The Baltimore Museum of Art hasn’t formally surveyed its city since 1937, when the museum sent a questionnaire to 225 local organizations to get a sense of the institution’s role within the surrounding community. Now, more than 80 years later, the museum is once again planning to do a survey of this kind.
On Wednesday, the BMA revealed plans to send an updated version of the 1937 questionnaire to about 300 local schools, nonprofits, and other organizations. The results will inform future exhibitions, acquisitions, and programs at the BMA, according to the museum’s director, Christopher Bedford.
“It’s a very active form of listening,” Bedford told ARTnews. “It’s listening for the sake of gathering data that will meaningfully affect [the museum’s] program.
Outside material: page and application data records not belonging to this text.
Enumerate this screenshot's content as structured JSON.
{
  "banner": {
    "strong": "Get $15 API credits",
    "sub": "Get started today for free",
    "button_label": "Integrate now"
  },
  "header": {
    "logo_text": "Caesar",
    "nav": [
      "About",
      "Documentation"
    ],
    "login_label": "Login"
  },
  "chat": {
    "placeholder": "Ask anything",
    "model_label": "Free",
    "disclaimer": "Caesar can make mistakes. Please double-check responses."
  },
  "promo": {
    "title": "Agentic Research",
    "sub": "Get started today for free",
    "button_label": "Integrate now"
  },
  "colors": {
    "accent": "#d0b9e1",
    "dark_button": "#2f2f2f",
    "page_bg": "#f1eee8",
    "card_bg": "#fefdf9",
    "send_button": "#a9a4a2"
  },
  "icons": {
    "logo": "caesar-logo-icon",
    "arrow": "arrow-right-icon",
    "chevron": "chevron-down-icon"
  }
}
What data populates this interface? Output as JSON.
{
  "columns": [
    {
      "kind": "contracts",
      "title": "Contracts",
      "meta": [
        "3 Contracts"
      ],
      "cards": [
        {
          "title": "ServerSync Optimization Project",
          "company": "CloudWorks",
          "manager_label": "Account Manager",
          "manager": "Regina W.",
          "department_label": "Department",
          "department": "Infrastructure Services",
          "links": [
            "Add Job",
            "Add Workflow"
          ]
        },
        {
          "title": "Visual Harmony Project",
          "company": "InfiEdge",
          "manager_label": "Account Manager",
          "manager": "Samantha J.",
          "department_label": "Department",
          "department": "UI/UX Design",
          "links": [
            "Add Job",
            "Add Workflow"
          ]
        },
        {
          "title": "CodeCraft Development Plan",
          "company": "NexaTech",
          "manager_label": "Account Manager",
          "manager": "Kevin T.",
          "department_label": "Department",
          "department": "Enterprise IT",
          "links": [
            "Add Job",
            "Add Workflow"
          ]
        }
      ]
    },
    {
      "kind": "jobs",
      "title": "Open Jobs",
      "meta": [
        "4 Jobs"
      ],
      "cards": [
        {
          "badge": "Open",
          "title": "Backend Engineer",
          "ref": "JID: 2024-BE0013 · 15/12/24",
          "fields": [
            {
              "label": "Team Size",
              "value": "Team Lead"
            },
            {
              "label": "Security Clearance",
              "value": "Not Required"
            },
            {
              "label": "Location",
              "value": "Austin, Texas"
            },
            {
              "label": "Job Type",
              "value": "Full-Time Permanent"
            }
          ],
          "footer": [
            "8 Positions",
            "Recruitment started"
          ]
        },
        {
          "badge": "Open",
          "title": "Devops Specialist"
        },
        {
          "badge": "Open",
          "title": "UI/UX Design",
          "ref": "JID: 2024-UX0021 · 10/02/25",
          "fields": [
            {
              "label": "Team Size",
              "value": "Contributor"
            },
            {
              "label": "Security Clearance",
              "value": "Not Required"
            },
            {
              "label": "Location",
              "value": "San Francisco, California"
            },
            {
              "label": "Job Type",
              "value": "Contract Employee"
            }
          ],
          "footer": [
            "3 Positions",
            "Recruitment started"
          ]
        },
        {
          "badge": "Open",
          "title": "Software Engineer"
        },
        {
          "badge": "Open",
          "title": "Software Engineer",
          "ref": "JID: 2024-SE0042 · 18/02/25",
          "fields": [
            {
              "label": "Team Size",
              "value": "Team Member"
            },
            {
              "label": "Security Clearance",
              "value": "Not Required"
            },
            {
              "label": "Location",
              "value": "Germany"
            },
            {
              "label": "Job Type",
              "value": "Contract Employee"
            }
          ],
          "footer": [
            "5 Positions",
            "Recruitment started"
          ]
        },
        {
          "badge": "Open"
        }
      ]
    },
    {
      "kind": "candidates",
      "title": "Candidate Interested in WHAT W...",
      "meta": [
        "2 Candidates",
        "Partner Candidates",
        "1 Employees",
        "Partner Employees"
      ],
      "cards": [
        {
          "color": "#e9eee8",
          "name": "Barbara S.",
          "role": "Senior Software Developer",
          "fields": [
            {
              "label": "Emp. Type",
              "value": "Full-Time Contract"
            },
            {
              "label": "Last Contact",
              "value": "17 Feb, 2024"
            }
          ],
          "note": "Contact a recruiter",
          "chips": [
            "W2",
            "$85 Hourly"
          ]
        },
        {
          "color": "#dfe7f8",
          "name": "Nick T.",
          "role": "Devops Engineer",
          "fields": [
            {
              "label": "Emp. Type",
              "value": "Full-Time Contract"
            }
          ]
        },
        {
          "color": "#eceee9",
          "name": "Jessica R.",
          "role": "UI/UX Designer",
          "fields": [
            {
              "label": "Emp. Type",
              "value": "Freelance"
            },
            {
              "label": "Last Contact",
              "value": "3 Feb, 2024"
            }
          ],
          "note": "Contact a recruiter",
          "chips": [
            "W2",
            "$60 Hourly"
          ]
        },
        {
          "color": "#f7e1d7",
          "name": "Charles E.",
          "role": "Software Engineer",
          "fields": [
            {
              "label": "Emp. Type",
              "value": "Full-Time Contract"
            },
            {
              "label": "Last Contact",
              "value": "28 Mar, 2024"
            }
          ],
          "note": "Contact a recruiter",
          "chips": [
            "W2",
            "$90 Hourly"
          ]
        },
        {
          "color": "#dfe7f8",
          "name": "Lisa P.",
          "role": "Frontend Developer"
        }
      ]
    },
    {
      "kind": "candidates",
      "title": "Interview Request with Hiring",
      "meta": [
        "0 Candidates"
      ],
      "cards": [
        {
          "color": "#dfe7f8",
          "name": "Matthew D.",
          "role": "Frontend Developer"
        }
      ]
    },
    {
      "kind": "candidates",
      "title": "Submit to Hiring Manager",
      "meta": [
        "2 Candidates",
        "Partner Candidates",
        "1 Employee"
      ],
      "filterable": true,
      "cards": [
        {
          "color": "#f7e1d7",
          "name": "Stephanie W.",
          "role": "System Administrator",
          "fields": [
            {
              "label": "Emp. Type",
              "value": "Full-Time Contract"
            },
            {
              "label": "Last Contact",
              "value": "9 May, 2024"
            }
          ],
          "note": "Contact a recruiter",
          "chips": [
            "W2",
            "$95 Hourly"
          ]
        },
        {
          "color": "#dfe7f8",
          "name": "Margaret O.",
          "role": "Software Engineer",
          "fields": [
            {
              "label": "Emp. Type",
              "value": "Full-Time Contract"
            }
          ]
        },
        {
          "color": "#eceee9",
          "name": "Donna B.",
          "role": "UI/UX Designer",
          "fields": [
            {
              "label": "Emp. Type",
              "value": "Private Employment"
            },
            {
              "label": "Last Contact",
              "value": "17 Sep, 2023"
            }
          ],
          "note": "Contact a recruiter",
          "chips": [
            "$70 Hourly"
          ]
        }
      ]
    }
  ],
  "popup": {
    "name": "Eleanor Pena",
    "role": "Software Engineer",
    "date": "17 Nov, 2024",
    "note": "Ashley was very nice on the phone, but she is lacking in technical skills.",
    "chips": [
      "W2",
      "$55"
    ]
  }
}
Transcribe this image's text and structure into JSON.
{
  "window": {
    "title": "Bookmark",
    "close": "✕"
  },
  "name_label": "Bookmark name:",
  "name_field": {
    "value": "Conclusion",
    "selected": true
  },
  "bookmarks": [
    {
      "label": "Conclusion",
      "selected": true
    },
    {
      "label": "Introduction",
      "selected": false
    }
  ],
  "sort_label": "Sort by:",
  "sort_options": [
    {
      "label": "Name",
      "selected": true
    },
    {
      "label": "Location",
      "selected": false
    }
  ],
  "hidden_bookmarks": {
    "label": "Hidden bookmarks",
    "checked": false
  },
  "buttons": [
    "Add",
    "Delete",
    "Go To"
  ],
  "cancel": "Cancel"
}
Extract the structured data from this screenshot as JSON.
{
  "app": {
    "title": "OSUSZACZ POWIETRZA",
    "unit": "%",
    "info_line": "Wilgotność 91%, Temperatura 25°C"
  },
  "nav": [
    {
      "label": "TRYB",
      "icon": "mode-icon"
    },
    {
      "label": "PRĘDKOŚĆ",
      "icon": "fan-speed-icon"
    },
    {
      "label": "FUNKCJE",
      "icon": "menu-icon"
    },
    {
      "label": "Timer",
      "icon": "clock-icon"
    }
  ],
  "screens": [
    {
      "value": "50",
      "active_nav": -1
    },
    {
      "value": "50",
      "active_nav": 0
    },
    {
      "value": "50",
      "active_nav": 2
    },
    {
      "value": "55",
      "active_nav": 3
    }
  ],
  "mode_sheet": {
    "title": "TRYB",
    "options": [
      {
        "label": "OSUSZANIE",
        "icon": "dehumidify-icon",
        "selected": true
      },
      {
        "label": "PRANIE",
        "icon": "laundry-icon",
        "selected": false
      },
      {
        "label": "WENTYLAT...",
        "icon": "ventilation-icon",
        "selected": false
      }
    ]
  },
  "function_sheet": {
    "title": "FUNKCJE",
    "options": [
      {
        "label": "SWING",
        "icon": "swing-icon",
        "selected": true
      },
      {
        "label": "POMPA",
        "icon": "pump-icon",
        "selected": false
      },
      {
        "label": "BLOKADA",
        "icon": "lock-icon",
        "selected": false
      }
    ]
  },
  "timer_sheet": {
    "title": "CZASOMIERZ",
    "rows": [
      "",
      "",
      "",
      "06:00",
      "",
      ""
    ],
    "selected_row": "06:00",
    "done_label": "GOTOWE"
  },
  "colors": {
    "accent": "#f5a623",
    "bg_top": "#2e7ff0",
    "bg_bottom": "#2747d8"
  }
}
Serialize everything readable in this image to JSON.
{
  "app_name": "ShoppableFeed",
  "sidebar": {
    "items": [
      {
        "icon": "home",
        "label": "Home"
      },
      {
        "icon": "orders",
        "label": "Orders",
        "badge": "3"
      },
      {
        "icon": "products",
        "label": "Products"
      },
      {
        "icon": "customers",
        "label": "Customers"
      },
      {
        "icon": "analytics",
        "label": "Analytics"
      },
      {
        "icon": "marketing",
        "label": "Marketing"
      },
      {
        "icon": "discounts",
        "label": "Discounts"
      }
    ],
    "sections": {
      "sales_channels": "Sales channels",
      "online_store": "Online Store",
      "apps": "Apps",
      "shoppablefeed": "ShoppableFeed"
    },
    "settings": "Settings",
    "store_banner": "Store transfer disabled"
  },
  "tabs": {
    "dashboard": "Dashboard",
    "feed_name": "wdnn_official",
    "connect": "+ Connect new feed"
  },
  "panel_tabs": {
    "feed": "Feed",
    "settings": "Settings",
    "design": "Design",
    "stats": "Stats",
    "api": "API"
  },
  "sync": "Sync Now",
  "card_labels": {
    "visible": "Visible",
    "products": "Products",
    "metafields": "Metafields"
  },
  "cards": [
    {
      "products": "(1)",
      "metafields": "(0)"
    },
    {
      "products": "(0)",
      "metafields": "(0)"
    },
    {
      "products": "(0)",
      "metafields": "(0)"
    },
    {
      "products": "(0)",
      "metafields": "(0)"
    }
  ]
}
It felt to us, as a museum, that we haven’t listened with great determination or organization since 1937.”
About a third of the groups that the museum is reaching out to—including the American Institute of Architects, Enoch Pratt Free Library, and the Maryland Jockey Club—were also among the 192 organizations that participated in 1937. A few of the organizations being surveyed by the museum for the first time are the Baltimore American Indian Center, Black Girls Vote, and the Pride Center of Maryland.
Based on the results of the 1937 survey, the BMA organized four shows that opened between 1938 and 1939: “Labor in Art,” “Religious Art,” “Hunting and Racing,” and “Contemporary Negro Art,” which was arranged in partnership with the Harmon Foundation. The BMA’s new survey is titled “Make It Now,” and it asks respondents what kind of art should be displayed at the museum, if anything prevents them from attending exhibitions or public programs there, and what kind of work should be shown more frequently. The museum is also looking for answers to more general questions, like whether organizations know that the museum is free to the public.
Individuals can take part by visiting the BMA’s website. All responses will be collected by June 30.